Fact: Students with disabilities do as well or better than the larger student body. For example, grade distribution statistics compare almost identically with University College statistics. There are as many students with disabilities on the deans list as there are on probation, and most student grades fall in the middle range.
Fact: With adaptive tools and adapted living environment most people with mobility disabilities enjoy freedom of travel, work, family life, and recreation that is similar to any other citizen.
Fact: Students with learning disabilities have at least average or above average intelligence, sometimes superior intelligence. However, there may be a gap between the expected performance for the IQ and the actual performance in a specific area (such as written expression).
Fact: Students with disabilities are otherwise qualified students and are subject to the same admissions process as other URI students. Reported SAT scores for students with disabilities - with or without accommodation - must meet the same criteria as all other students.
Fact: Academic accommodations are determined on a case by case basis and are intended to adjust the learning environment to meet specific needs. Essential, core characteristics of a curriculum cannot be changed by accommodation. For example, a math waiver in an engineering curriculum would not be permissible, but extended time on a math exam in that curriculum would be permissible.
Fact: Students with disabilities are often at a distinct disadvantage in the learning environment by virtue of the disability itself. Accommodations simply level the playing field for students with disabilities, nothing more or less. Students must meet expected performance levels with or without accommodations.

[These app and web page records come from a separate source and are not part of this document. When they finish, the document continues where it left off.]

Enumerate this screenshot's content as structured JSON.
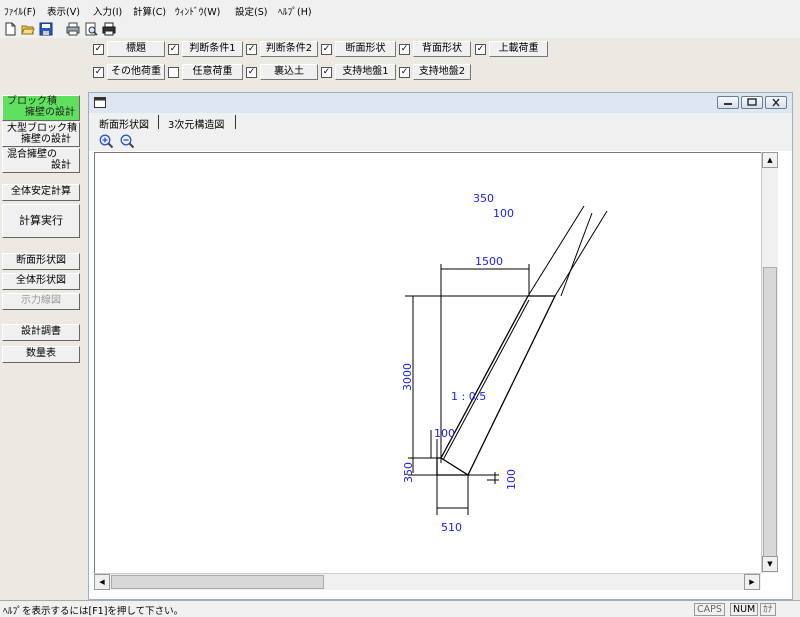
{
  "menubar": {
    "items": [
      "ﾌｧｲﾙ(F)",
      "表示(V)",
      "入力(I)",
      "計算(C)",
      "ｳｨﾝﾄﾞｳ(W)",
      "設定(S)",
      "ﾍﾙﾌﾟ(H)"
    ]
  },
  "checkbar": {
    "row1": [
      {
        "label": "標題",
        "checked": true
      },
      {
        "label": "判断条件1",
        "checked": true
      },
      {
        "label": "判断条件2",
        "checked": true
      },
      {
        "label": "断面形状",
        "checked": true
      },
      {
        "label": "背面形状",
        "checked": true
      },
      {
        "label": "上載荷重",
        "checked": true
      }
    ],
    "row2": [
      {
        "label": "その他荷重",
        "checked": true
      },
      {
        "label": "任意荷重",
        "checked": false
      },
      {
        "label": "裏込土",
        "checked": true
      },
      {
        "label": "支持地盤1",
        "checked": true
      },
      {
        "label": "支持地盤2",
        "checked": true
      }
    ]
  },
  "leftpanel": {
    "design1": {
      "line1": "ブロック積",
      "line2": "擁壁の設計"
    },
    "design2": {
      "line1": "大型ブロック積",
      "line2": "擁壁の設計"
    },
    "design3": {
      "line1": "混合擁壁の",
      "line2": "設計"
    },
    "stability": "全体安定計算",
    "run": "計算実行",
    "section_view": "断面形状図",
    "overall_view": "全体形状図",
    "force_view": "示力線図",
    "report": "設計調書",
    "quantity": "数量表"
  },
  "childwindow": {
    "tabs": [
      "断面形状図",
      "3次元構造図"
    ]
  },
  "drawing": {
    "dim_top1": "350",
    "dim_top2": "100",
    "dim_width": "1500",
    "dim_height": "3000",
    "slope": "1 : 0.5",
    "dim_100a": "100",
    "dim_350": "350",
    "dim_100b": "100",
    "dim_base": "510",
    "color_dim": "#1a1aff"
  },
  "statusbar": {
    "help": "ﾍﾙﾌﾟを表示するには[F1]を押して下さい。",
    "caps": "CAPS",
    "num": "NUM",
    "kana": "ｶﾅ"
  }
}
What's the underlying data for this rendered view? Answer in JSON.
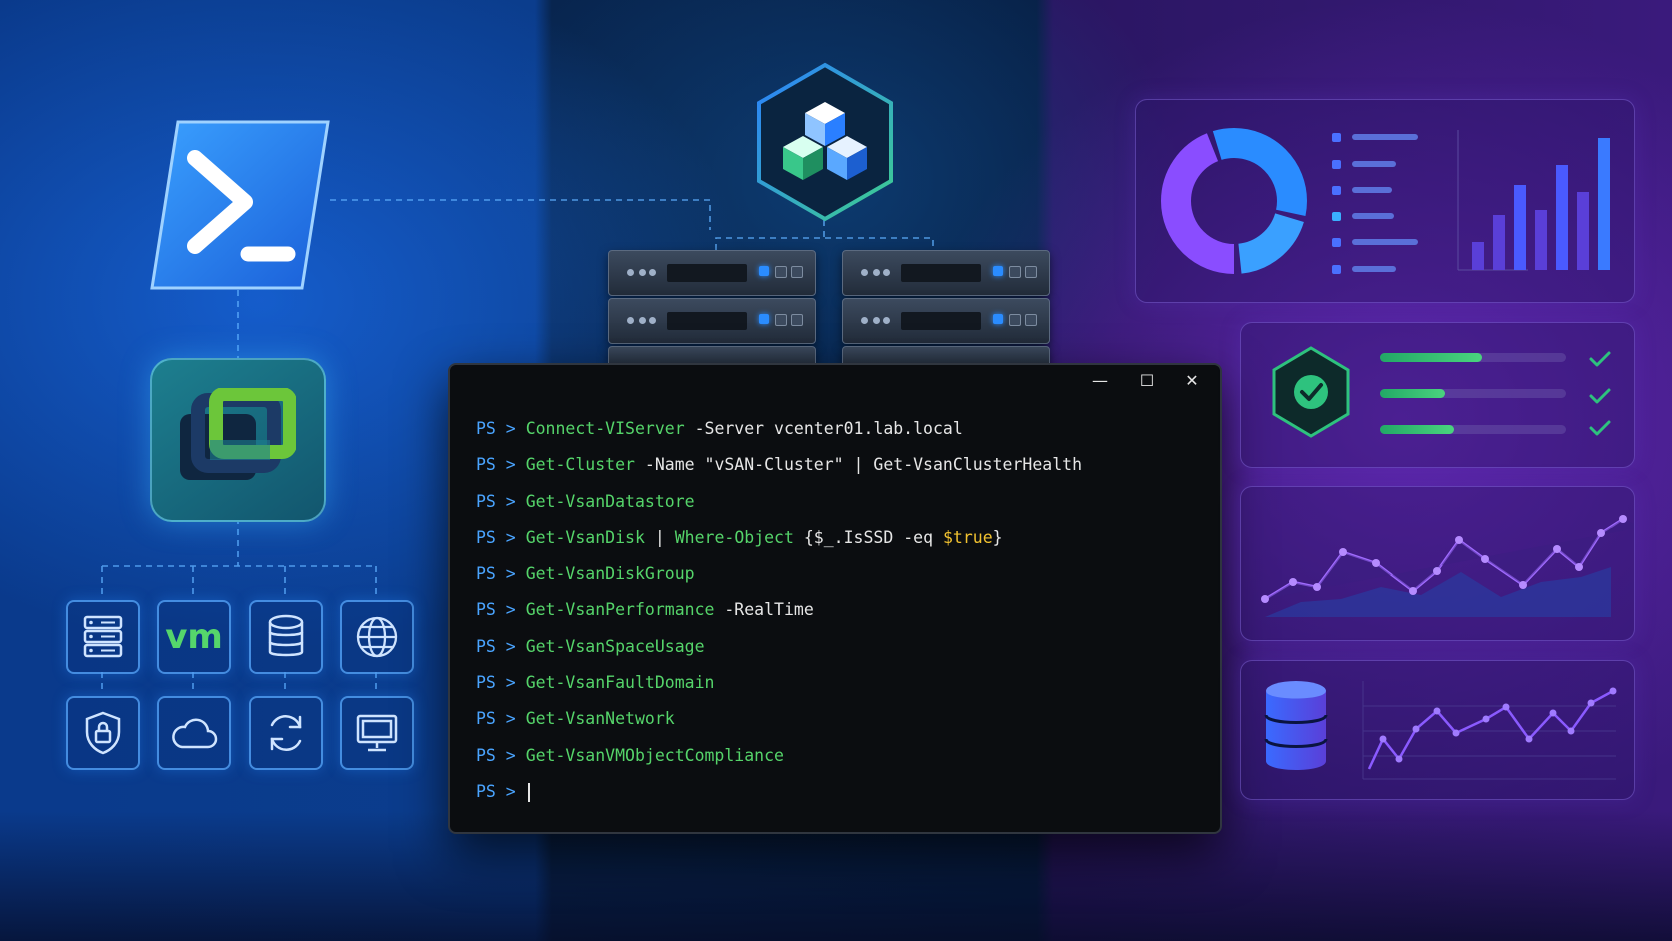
{
  "terminal": {
    "window_controls": {
      "minimize": "—",
      "maximize": "☐",
      "close": "✕"
    },
    "prompt": "PS >",
    "lines": [
      {
        "cmd": "Connect-VIServer",
        "rest": " -Server vcenter01.lab.local"
      },
      {
        "cmd": "Get-Cluster",
        "rest": " -Name \"vSAN-Cluster\" | ",
        "cmd2": "Get-VsanClusterHealth",
        "rest2": ""
      },
      {
        "cmd": "Get-VsanDatastore",
        "rest": ""
      },
      {
        "cmd": "Get-VsanDisk",
        "rest": " | ",
        "cmd2": "Where-Object",
        "rest2": " {$_.IsSSD -eq ",
        "kw": "$true",
        "rest3": "}"
      },
      {
        "cmd": "Get-VsanDiskGroup",
        "rest": ""
      },
      {
        "cmd": "Get-VsanPerformance",
        "rest": " -RealTime"
      },
      {
        "cmd": "Get-VsanSpaceUsage",
        "rest": ""
      },
      {
        "cmd": "Get-VsanFaultDomain",
        "rest": ""
      },
      {
        "cmd": "Get-VsanNetwork",
        "rest": ""
      },
      {
        "cmd": "Get-VsanVMObjectCompliance",
        "rest": ""
      }
    ],
    "cursor_line_prompt": "PS >"
  },
  "left": {
    "vm_label": "vm",
    "icons": [
      "server-list-icon",
      "vm-icon",
      "database-icon",
      "globe-icon",
      "shield-lock-icon",
      "cloud-icon",
      "sync-icon",
      "monitor-icon"
    ]
  },
  "colors": {
    "accent_green": "#55d46a",
    "accent_blue": "#2a8cff",
    "accent_purple": "#8a4dff",
    "keyword_yellow": "#f2c230"
  },
  "health": {
    "progress": [
      0.55,
      0.35,
      0.4
    ]
  }
}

Fact: People with psychiatric disabilities are LESS LIKELY than the general population to engage in violent or destructive behavior